(THE INPUT Opens)

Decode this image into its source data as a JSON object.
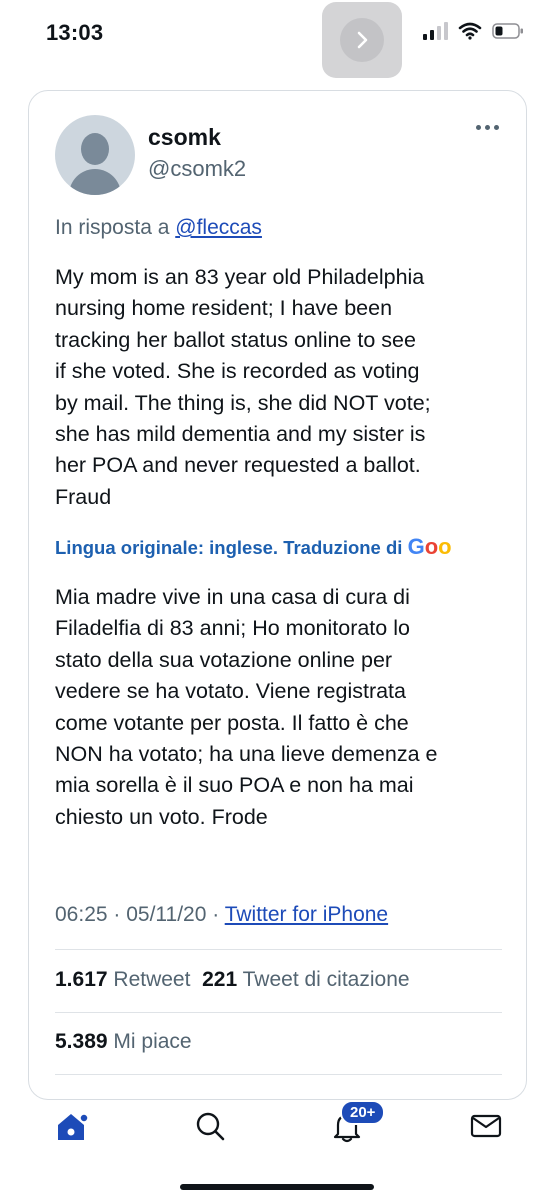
{
  "status_bar": {
    "time": "13:03"
  },
  "tweet": {
    "display_name": "csomk",
    "handle": "@csomk2",
    "reply_prefix": "In risposta a",
    "reply_to": "@fleccas",
    "text": "My mom is an 83 year old Philadelphia\nnursing home resident; I have been\ntracking her ballot status online to see\nif she voted.  She is recorded as voting\nby mail.  The thing is, she did NOT vote;\nshe has mild dementia and my sister is\nher POA and never requested a ballot.\nFraud",
    "translation_note": "Lingua originale: inglese. Traduzione di",
    "translation_provider": "Goo",
    "translated_text": "Mia madre vive in una casa di cura di\nFiladelfia di 83 anni; Ho monitorato lo\nstato della sua votazione online per\nvedere se ha votato. Viene registrata\ncome votante per posta. Il fatto è che\nNON ha votato; ha una lieve demenza e\nmia sorella è il suo POA e non ha mai\nchiesto un voto. Frode",
    "timestamp": "06:25 · 05/11/20 ·",
    "source": "Twitter for iPhone",
    "stats": {
      "retweets": "1.617",
      "retweets_label": "Retweet",
      "quotes": "221",
      "quotes_label": "Tweet di citazione",
      "likes": "5.389",
      "likes_label": "Mi piace"
    }
  },
  "tabbar": {
    "notifications_badge": "20+"
  },
  "colors": {
    "accent": "#1d4bb8",
    "muted": "#536471"
  }
}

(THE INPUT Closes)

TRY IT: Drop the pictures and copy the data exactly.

ANSWER TO THIS PROBLEM:
Decode this image into its source data as a JSON object.
{
  "status_bar": {
    "time": "13:03"
  },
  "tweet": {
    "display_name": "csomk",
    "handle": "@csomk2",
    "reply_prefix": "In risposta a",
    "reply_to": "@fleccas",
    "text": "My mom is an 83 year old Philadelphia\nnursing home resident; I have been\ntracking her ballot status online to see\nif she voted.  She is recorded as voting\nby mail.  The thing is, she did NOT vote;\nshe has mild dementia and my sister is\nher POA and never requested a ballot.\nFraud",
    "translation_note": "Lingua originale: inglese. Traduzione di",
    "translation_provider": "Goo",
    "translated_text": "Mia madre vive in una casa di cura di\nFiladelfia di 83 anni; Ho monitorato lo\nstato della sua votazione online per\nvedere se ha votato. Viene registrata\ncome votante per posta. Il fatto è che\nNON ha votato; ha una lieve demenza e\nmia sorella è il suo POA e non ha mai\nchiesto un voto. Frode",
    "timestamp": "06:25 · 05/11/20 ·",
    "source": "Twitter for iPhone",
    "stats": {
      "retweets": "1.617",
      "retweets_label": "Retweet",
      "quotes": "221",
      "quotes_label": "Tweet di citazione",
      "likes": "5.389",
      "likes_label": "Mi piace"
    }
  },
  "tabbar": {
    "notifications_badge": "20+"
  },
  "colors": {
    "accent": "#1d4bb8",
    "muted": "#536471"
  }
}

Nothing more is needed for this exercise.